GitHub Copilot is a program that gives you accurate and precise auto-complete suggestions for your code. These are based on GitHub’s Artificial Intelligence model.
This means that the Copilot program tries to understand what you are trying to write and suggest the best possible code for your intentions. This is a great way to save time, as well as learn new functions and modules.
Here is the link to download GitHub Copilot: GitHub Copilot
What can GitHub Copilot do?
The main idea behind GitHub Copilot is to help you write code faster and better by giving you auto-complete suggestions that seem to be based on your intentions. For instance, if you are trying to write a function that returns a string, you can see the string that is returned by the function in the auto-complete suggestions.

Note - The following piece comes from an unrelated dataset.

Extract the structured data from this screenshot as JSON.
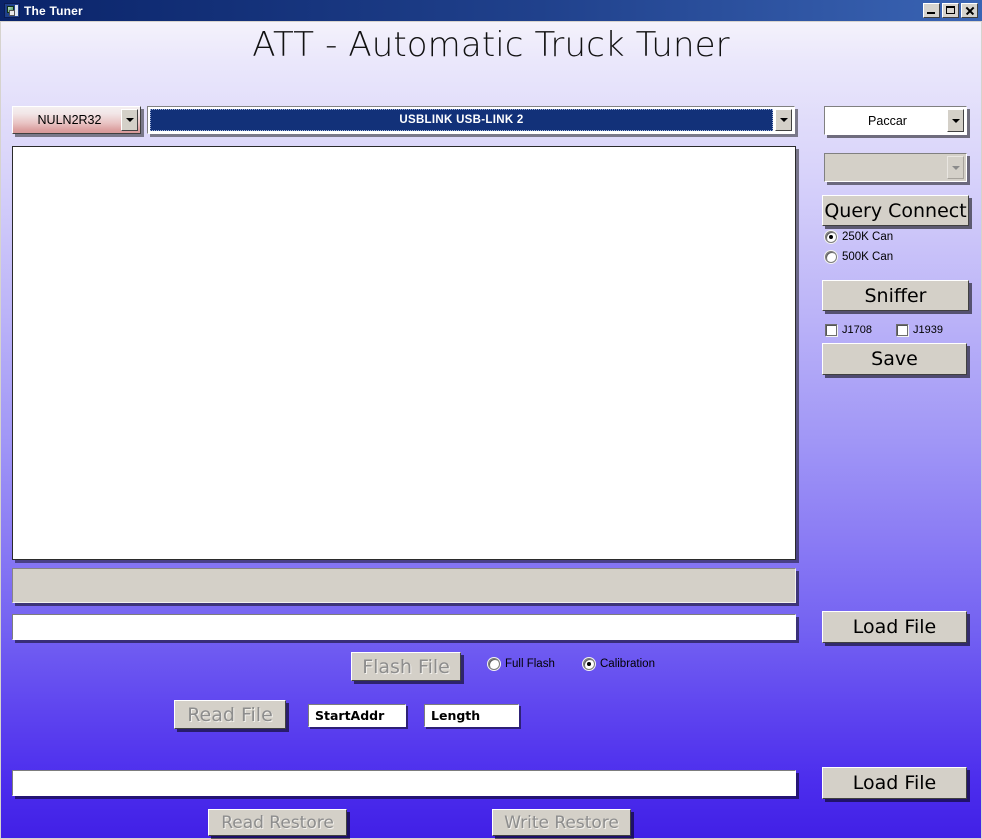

Notice how the last sentence that I wrote was actually generated by the Copilot program. This is because the Copilot program is able to understand what you are trying to write and suggest the best possible code for your intentions.
This is how auto-suggestions are presented to the user:
Now that we have seen how GitHub Copilot works with Markdown writing, let’s look at how to use it in our code. Currently, GitHub Copilot gives the best suggestions for these programming languages:
Personally, I have used GitHub Copilot when programming in Python and it worked really well. I am really happy with the results. Let’s have a look at some case scenarios where GitHub Copilot was useful to me.
Using Copilot in Python
One of the main things that I noticed was that it was really quick. Whenever I had a question like, “How do I reverse a string?”, I was able to find the answer in the auto-complete suggestions.
Let’s have a look at an example:
- I’d first write a comment using the # symbol telling Copilot what I wanted to achieve, like this:
# Reverse a string string = "Hello World!"
- Next up, Copilot would suggest a code snippet which indeed reversed my string.
# Reverse a string string = "Hello World!" reversed_string = string[::-1] print(reversed_string) # prints "!dlroW olleH"
- Finally, I would run the code and see that the string was indeed reversed.
This might seem like a small example, but I believe that it can help new programmers save some time and learn new functions and modules.
Let’s take a look at another example. For instance, if I needed to open a file and read text from a file which is stored in our Desktop in Python.
- I’d first write the comment:
# Open a file and read text from a file which is stored in our Desktop folder (C Drive)
- Next up, Copilot would suggest a code snippet which opens the file and reads the text.
# Open a file and read text from a file which is stored in our Desktop folder (C Drive) file = open("C:\\Users\\User\\Desktop\\file.txt", "r") text = file.read() print(text)
If I mention that we are actually using Linux’s folder structure:
# Open a file and read text from a file which is stored in our Desktop folder (C Drive) in Linux file = open("/home/user/Desktop/file.txt", "r") text = file.read() print(text)
Overall, it seems to work best when there is some code that is already written, so that Copilot can understand the purpose of your code and suggest personalised code based on your writing style.
I am very impressed after testing Copilot out. I’ve been hearing news about how fast Articial Intelligence is advancing but I never really got to test it myself. It was extremely fun to test GitHub Copilot out, it is probably the closest experience I have had to using Articial Intelligence directly.
I found it useful personally because it saved me some time which I would usually spend trying to figure out certain functions by reading documentation. We could say that I have become more productive thanks to Copilot.
However, at the same time, it doesn’t always generate good suggestions. I felt like it could get in the way sometimes by generating too many (bad) suggestions.
Fortunately though, it is possible to toggle the auto-complete suggestions on and off. If I decide to toggle the auto-complete suggestions off, I would press a certain key combination to only turn them on when needed. This way, I can focus on my code and only use it when I really need it.
For my work style, this toggle-off by default feature is really helpful and it is the best way to use Copilot for me.
I hope this article helped you to understand how to use GitHub Copilot and how to use it in your code.
Read more about Github Copilot on their website